Old South Military Antiques

Massive Confederate D-Guard!
Item #: OS-7372

Every soldier North and South needed a knife when they marched off to war, and in the South, it was fashionable, if not practical to carry a large fighting knife, the bigger the better judging from war era photographs. The Confederates preferred a knife with a "D” shaped knuckle guard that curved around the hand. The knife takes its name from the "D” shaped knuckle guard and is known simply as a "D” Guard to the modern collector. All "D” Guard knives from the war era can be considered Confederate. "D” Guards were designed as fighting knives. Like the Code Duello, knife fighting was a Southern custom and was rarely engaged in by those above Mason – Dixon’s line. In truth, relatively little fighting was done with them North or South, but there are numerous documented cases of Confederates engaging in hand to hand combat with knives.

These knives were brought from home or were made at Confederate arsenals, by private cutlers, blacksmiths and mechanically oriented entrepreneurs. Some of these were practical, some were cumbersome and some were just plain absurd. Because there was such a wide range of makers with various levels of skill, "D” Guards run the gamut from a file beat into a knife with the rasp grooves plainly visible, to works of art made by the finest cutlers in Richmond, New Orleans and Charleston.

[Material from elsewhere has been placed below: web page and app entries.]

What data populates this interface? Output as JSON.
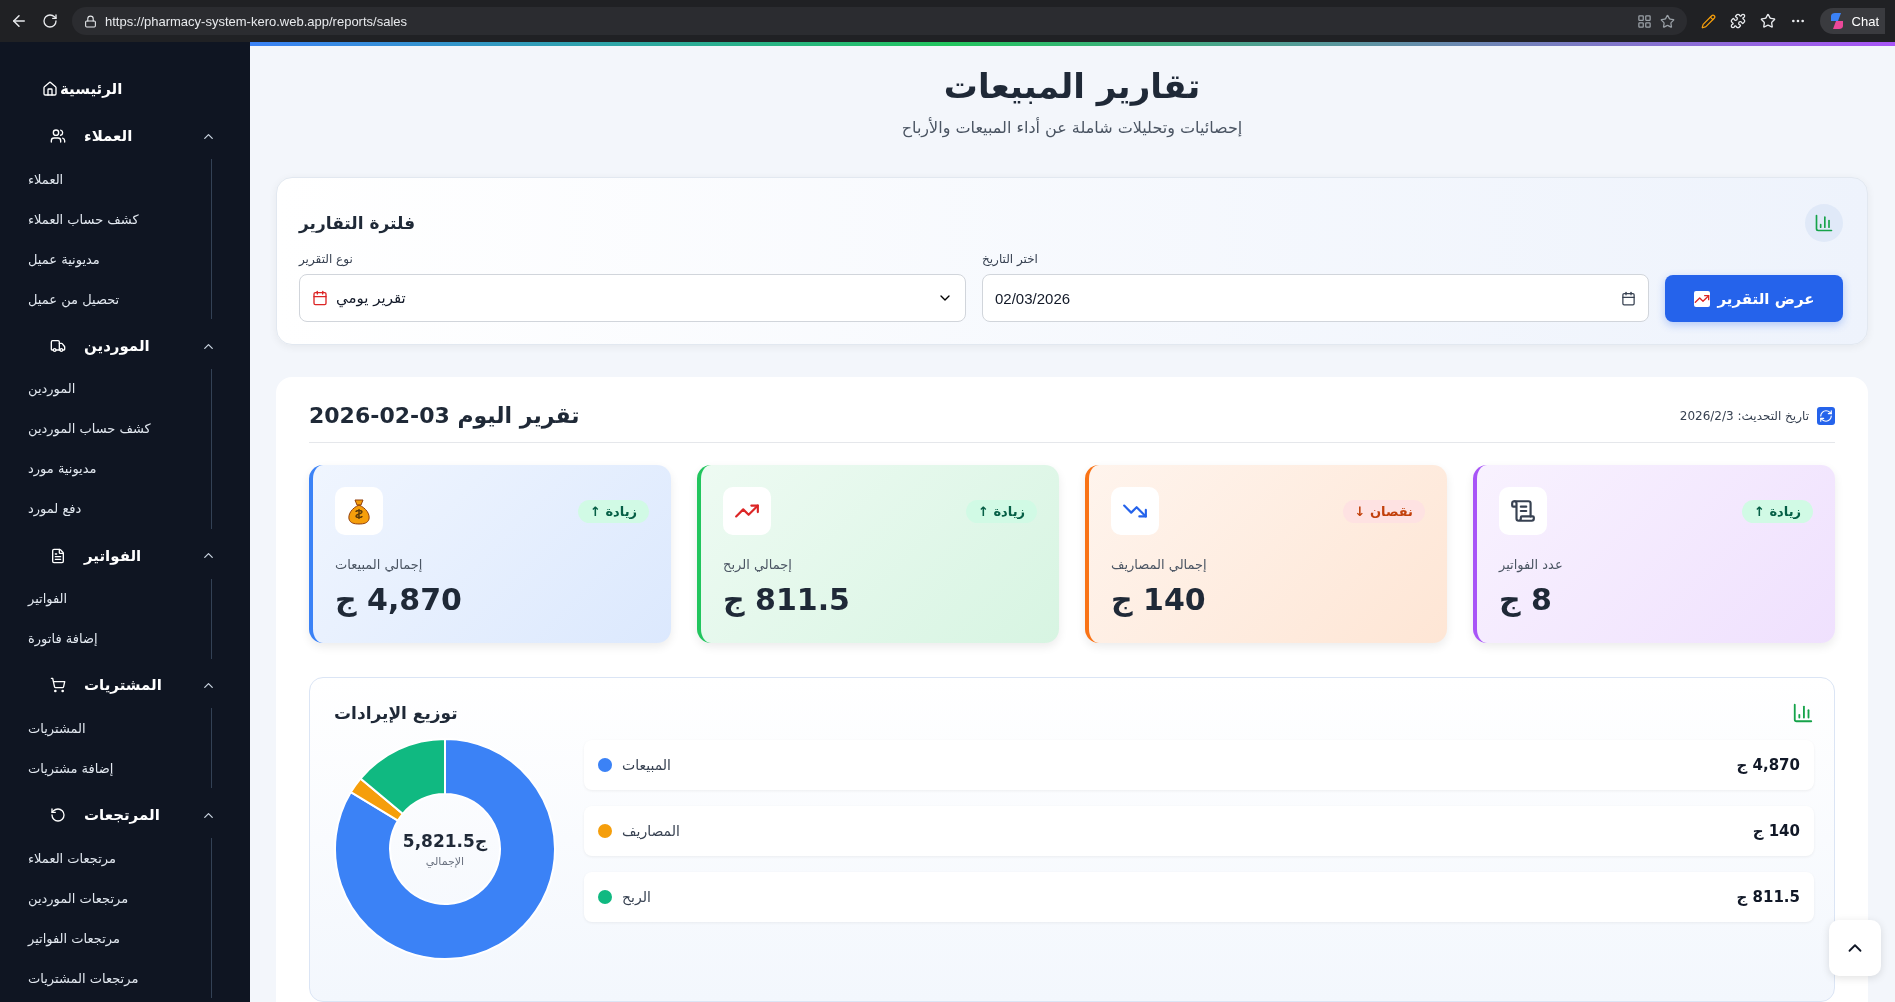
{
  "browser": {
    "url": "https://pharmacy-system-kero.web.app/reports/sales",
    "copilot_label": "Chat"
  },
  "sidebar": {
    "home": "الرئيسية",
    "groups": [
      {
        "label": "العملاء",
        "expanded": true,
        "items": [
          "العملاء",
          "كشف حساب العملاء",
          "مديونية عميل",
          "تحصيل من عميل"
        ]
      },
      {
        "label": "الموردين",
        "expanded": true,
        "items": [
          "الموردين",
          "كشف حساب الموردين",
          "مديونية مورد",
          "دفع لمورد"
        ]
      },
      {
        "label": "الفواتير",
        "expanded": true,
        "items": [
          "الفواتير",
          "إضافة فاتورة"
        ]
      },
      {
        "label": "المشتريات",
        "expanded": true,
        "items": [
          "المشتريات",
          "إضافة مشتريات"
        ]
      },
      {
        "label": "المرتجعات",
        "expanded": true,
        "items": [
          "مرتجعات العملاء",
          "مرتجعات الموردين",
          "مرتجعات الفواتير",
          "مرتجعات المشتريات"
        ]
      }
    ]
  },
  "page": {
    "title": "تقارير المبيعات",
    "subtitle": "إحصائيات وتحليلات شاملة عن أداء المبيعات والأرباح"
  },
  "filter": {
    "title": "فلترة التقارير",
    "type_label": "نوع التقرير",
    "type_value": "تقرير يومي",
    "date_label": "اختر التاريخ",
    "date_value": "02/03/2026",
    "button": "عرض التقرير"
  },
  "report": {
    "title": "تقرير اليوم 03-02-2026",
    "updated": "تاريخ التحديث: 2026/2/3",
    "stats": [
      {
        "label": "عدد الفواتير",
        "value": "8 ج",
        "badge": "زيادة ↑",
        "kind": "increase",
        "color": "#a855f7"
      },
      {
        "label": "إجمالي المصاريف",
        "value": "140 ج",
        "badge": "نقصان ↓",
        "kind": "decrease",
        "color": "#f97316"
      },
      {
        "label": "إجمالي الربح",
        "value": "811.5 ج",
        "badge": "زيادة ↑",
        "kind": "increase",
        "color": "#22c55e"
      },
      {
        "label": "إجمالي المبيعات",
        "value": "4,870 ج",
        "badge": "زيادة ↑",
        "kind": "increase",
        "color": "#3b82f6"
      }
    ],
    "revenue": {
      "title": "توزيع الإيرادات",
      "center_value": "ج5,821.5",
      "center_label": "الإجمالي",
      "legend": [
        {
          "value": "4,870 ج",
          "color": "#3b82f6"
        },
        {
          "value": "140 ج",
          "color": "#f59e0b"
        },
        {
          "value": "811.5 ج",
          "color": "#10b981"
        }
      ],
      "chart_data": {
        "type": "donut",
        "categories": [
          "المبيعات",
          "المصاريف",
          "الربح"
        ],
        "values": [
          83.66,
          2.4,
          13.94
        ]
      }
    }
  }
}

The large D-Guard shown here is exceptionally well made. The blade alone is just over twenty inches long; the full length including the grip is an incredible twenty-five and a half inches. The blade is very well formed, having a four and a half inch reverse edge. The blade’s tang passes through the forged iron D-guard, which is as well formed as the blade. The slab grips are morticed to enclose the tang completely and is secured by three iron rivets. The hilt remains as tight as the day it was made. The entire knife exhibits a level of workmanship well above average indicating that it was not made by a common blacksmith, but rather someone skilled in the art of knife making.

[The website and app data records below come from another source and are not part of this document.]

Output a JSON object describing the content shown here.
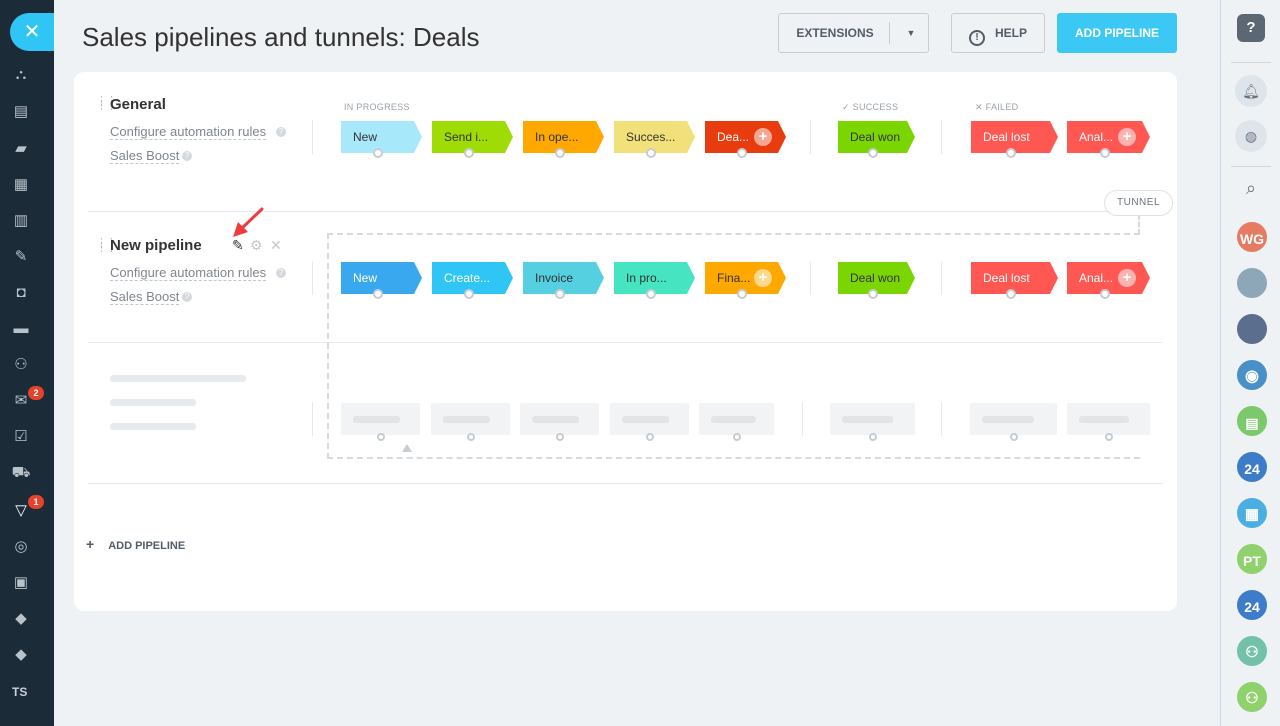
{
  "header": {
    "title": "Sales pipelines and tunnels: Deals",
    "extensions_label": "EXTENSIONS",
    "help_label": "HELP",
    "add_pipeline_label": "ADD PIPELINE"
  },
  "groups": {
    "in_progress": "IN PROGRESS",
    "success": "SUCCESS",
    "failed": "FAILED"
  },
  "pipelines": [
    {
      "name": "General",
      "automation_label": "Configure automation rules",
      "boost_label": "Sales Boost",
      "stages": [
        "New",
        "Send i...",
        "In ope...",
        "Succes...",
        "Dea..."
      ],
      "success_stage": "Deal won",
      "failed_stages": [
        "Deal lost",
        "Anal..."
      ]
    },
    {
      "name": "New pipeline",
      "automation_label": "Configure automation rules",
      "boost_label": "Sales Boost",
      "stages": [
        "New",
        "Create...",
        "Invoice",
        "In pro...",
        "Fina..."
      ],
      "success_stage": "Deal won",
      "failed_stages": [
        "Deal lost",
        "Anal..."
      ]
    }
  ],
  "tunnel_label": "TUNNEL",
  "add_pipeline_link": "ADD PIPELINE",
  "left_sidebar": {
    "mail_badge": "2",
    "pipeline_badge": "1",
    "user_initials": "TS"
  },
  "right_sidebar": {
    "avatars": [
      "WG",
      "PT"
    ],
    "bitrix_label": "24"
  },
  "colors": {
    "accent": "#3bc8f5",
    "sidebar": "#1c2b38"
  }
}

I typically do not buy knives without scabbards, but the knife was so large and so well made that I could not resist buying such quality, even without the scabbard.